Attitude Can Make for a Good Audition
Your audition begins the moment that you step through the door. Smile. A casting director is looking at more than just your ability to perform on camera- they want to know that you are someone they can work with off-screen as well. Having a tough week at work or school? In the middle of a messy break-up? Leave the negativity at home. Casting directors do not care what kind of week you are having. You get one chance to make a positive impression so no divas allowed.Presentation
You wouldn’t go into a job interview looking like you just rolled out of bed (hopefully), so why would you go to an audition looking anything short of your best? An audition is essentially a job interview. You are showing the casting director why you are the best candidate for the position that he/she is looking to fill. Dress accordingly for the part. If you are auditioning for an athletic wear campaign, don’t show up in a three-piece suit. Remember to keep good posture and smile.
*Ladies, less is more: natural makeup and hair away from your face.
Know Your Material
It is said that a casting director knows whether or not they like you within seconds of an audition. The best way to make sure that you really bring it in those first few seconds is to know your material. Practice your monologue or commercial in the car, make the hallway at school or work your runway, sing your audition songs while setting the dinner table. The more comfortable you are with your material, the better chance you have of overcoming any hiccups that may occur during your audition. This doesn’t mean just having your material memorized, either- be sure to study the entire play or film that you have selected from. If asked questions, you want to know exactly what you are talking about. If there is a word in your script that you are unsure how to pronounce or what it means- find out beforehand. Be sure to have more than one option prepared in case a casting director wants to see more.
*If your audition is a cold read, do your best to memorize as much of the sides that you are given as possible. It is okay to reference them, as long as you can do seamlessly and without stopping your performance.
Choose Your Time Wisely

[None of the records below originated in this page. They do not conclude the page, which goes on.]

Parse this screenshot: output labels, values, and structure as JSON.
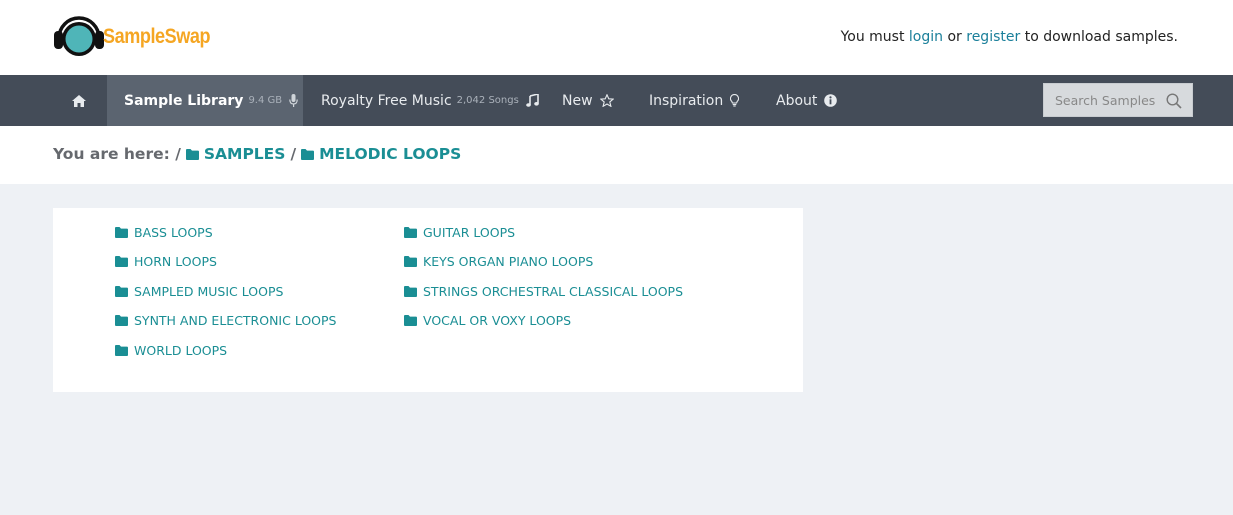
{
  "header": {
    "logo_text": "SampleSwap",
    "auth_prefix": "You must ",
    "login": "login",
    "auth_mid": " or ",
    "register": "register",
    "auth_suffix": " to download samples."
  },
  "nav": {
    "library_label": "Sample Library",
    "library_size": "9.4 GB",
    "royalty_label": "Royalty Free Music",
    "royalty_count": "2,042 Songs",
    "new_label": "New",
    "inspiration_label": "Inspiration",
    "about_label": "About",
    "search_placeholder": "Search Samples"
  },
  "breadcrumb": {
    "prefix": "You are here: /",
    "sep": "/",
    "items": [
      "SAMPLES",
      "MELODIC LOOPS"
    ]
  },
  "folders": [
    "BASS LOOPS",
    "GUITAR LOOPS",
    "HORN LOOPS",
    "KEYS ORGAN PIANO LOOPS",
    "SAMPLED MUSIC LOOPS",
    "STRINGS ORCHESTRAL CLASSICAL LOOPS",
    "SYNTH AND ELECTRONIC LOOPS",
    "VOCAL OR VOXY LOOPS",
    "WORLD LOOPS"
  ],
  "colors": {
    "accent": "#1a8e94",
    "nav_bg": "#444c58",
    "nav_active": "#5b6470",
    "logo": "#f5a623",
    "page_bg": "#eef1f5"
  }
}
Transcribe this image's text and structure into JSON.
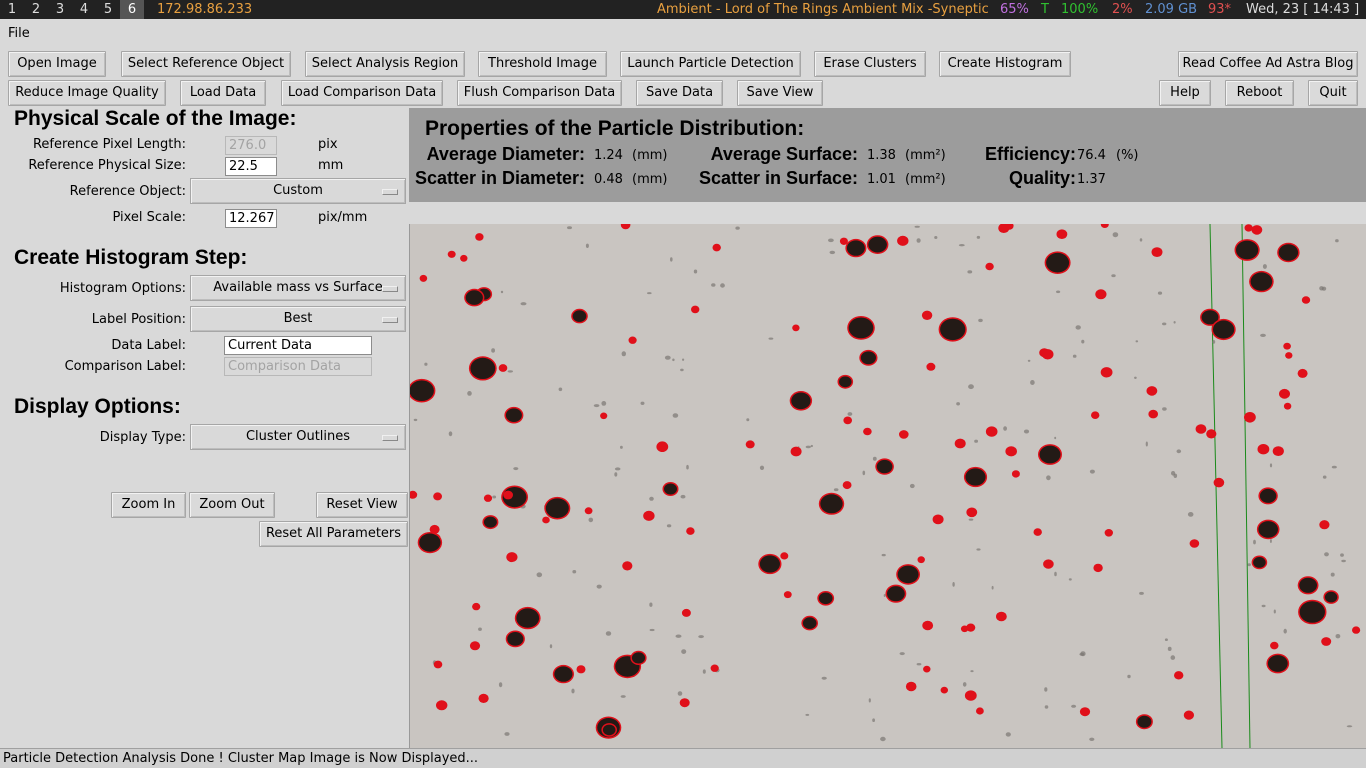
{
  "topbar": {
    "workspaces": [
      "1",
      "2",
      "3",
      "4",
      "5",
      "6"
    ],
    "active_workspace": "6",
    "ip": "172.98.86.233",
    "media": "Ambient - Lord of The Rings Ambient Mix -Syneptic",
    "volume": "65%",
    "battery_label": "T",
    "battery": "100%",
    "cpu": "2%",
    "memory": "2.09 GB",
    "temperature": "93*",
    "datetime": "Wed, 23 [ 14:43 ]",
    "colors": {
      "ip": "#e8a040",
      "media": "#e8a040",
      "volume": "#c070e0",
      "battery": "#30c030",
      "cpu": "#e05050",
      "memory": "#6090d0",
      "temperature": "#e05050"
    }
  },
  "menubar": {
    "file": "File"
  },
  "toolbar": {
    "row1": {
      "open_image": "Open Image",
      "select_reference": "Select Reference Object",
      "select_region": "Select Analysis Region",
      "threshold": "Threshold Image",
      "launch_detection": "Launch Particle Detection",
      "erase_clusters": "Erase Clusters",
      "create_histogram": "Create Histogram",
      "read_blog": "Read Coffee Ad Astra Blog"
    },
    "row2": {
      "reduce_quality": "Reduce Image Quality",
      "load_data": "Load Data",
      "load_comparison": "Load Comparison Data",
      "flush_comparison": "Flush Comparison Data",
      "save_data": "Save Data",
      "save_view": "Save View",
      "help": "Help",
      "reboot": "Reboot",
      "quit": "Quit"
    }
  },
  "scale": {
    "title": "Physical Scale of the Image:",
    "ref_pixel_label": "Reference Pixel Length:",
    "ref_pixel_value": "276.0",
    "ref_pixel_unit": "pix",
    "ref_physical_label": "Reference Physical Size:",
    "ref_physical_value": "22.5",
    "ref_physical_unit": "mm",
    "ref_object_label": "Reference Object:",
    "ref_object_value": "Custom",
    "pixel_scale_label": "Pixel Scale:",
    "pixel_scale_value": "12.267",
    "pixel_scale_unit": "pix/mm"
  },
  "histogram": {
    "title": "Create Histogram Step:",
    "options_label": "Histogram Options:",
    "options_value": "Available mass vs Surface",
    "label_position_label": "Label Position:",
    "label_position_value": "Best",
    "data_label_label": "Data Label:",
    "data_label_value": "Current Data",
    "comparison_label_label": "Comparison Label:",
    "comparison_label_placeholder": "Comparison Data"
  },
  "display": {
    "title": "Display Options:",
    "type_label": "Display Type:",
    "type_value": "Cluster Outlines"
  },
  "view_controls": {
    "zoom_in": "Zoom In",
    "zoom_out": "Zoom Out",
    "reset_view": "Reset View",
    "reset_all": "Reset All Parameters"
  },
  "properties": {
    "title": "Properties of the Particle Distribution:",
    "avg_diameter_label": "Average Diameter:",
    "avg_diameter_value": "1.24",
    "avg_diameter_unit": "(mm)",
    "scatter_diameter_label": "Scatter in Diameter:",
    "scatter_diameter_value": "0.48",
    "scatter_diameter_unit": "(mm)",
    "avg_surface_label": "Average Surface:",
    "avg_surface_value": "1.38",
    "avg_surface_unit": "(mm²)",
    "scatter_surface_label": "Scatter in Surface:",
    "scatter_surface_value": "1.01",
    "scatter_surface_unit": "(mm²)",
    "efficiency_label": "Efficiency:",
    "efficiency_value": "76.4",
    "efficiency_unit": "(%)",
    "quality_label": "Quality:",
    "quality_value": "1.37"
  },
  "status": "Particle Detection Analysis Done ! Cluster Map Image is Now Displayed..."
}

Ever been to the DMV at the end of the day? The representatives behind the desk have been seeing customers all day long and are just so over it. Sometimes, casting directors feel this way after a long day of auditioning. When choosing and audition time, the earlier the better. You will catch the casting director while he/she is bright-eyed and bushy-tailed. Often, this may get you at least a callback because he or she is uncertain of what the remainder of the day will hold. If you’re thinking of auditioning around lunch, stop that thought right there. Do you really want to perform a song while a casting director is crunching on a Cobb Salad? Us either.
No, we don’t mean yoga (although that isn’t such a bad idea.) Often times, a casting director will listen to your audition and ask you to make adjustments. Relax. This doesn’t mean that your initial performance was a flop. This is to gauge your versatility and see if you can fit the part that they are looking to cast. Be open and willing to make these adjustments, even if they go entirely against everything that you have rehearsed. If you are auditioning for the role of “Cow” and you suddenly find yourself being asked to perform if you were a part of a Communist regime, just go with it. Flexibility of time is also critical. If callbacks are held the same day as the audition, be sure that you have freed up your entire day. If a casting director gives you the opportunity of a callback, don’t slap him or her in the face by telling them that you can’t make it because you have to go weed your grandmother’s garden.
If you are offered or under consideration for the role, the answer is always “Yes.” If a casting director asks “Can you be (insert location) on (insert date)?” You say yes. You are flexible and available.
If you think it’s possible that you may not be able to work the job after all, let your agent take care letting them know.
The last bit of advice that we will leave you with is to keep on keepin’ on. The entertainment industry is no joke. Auditions can be intimidating, emotionally exhausting, and heart breaking. But a good audition can also be exciting, encouraging, and rewarding. If you aren’t cast for a part, don’t just throw in the towel. Keep auditioning. Remember that just because you aren’t cast, it doesn’t mean that you aren’t talented. You just may not fit what the casting director is specifically looking for. Shake it off and on to the next.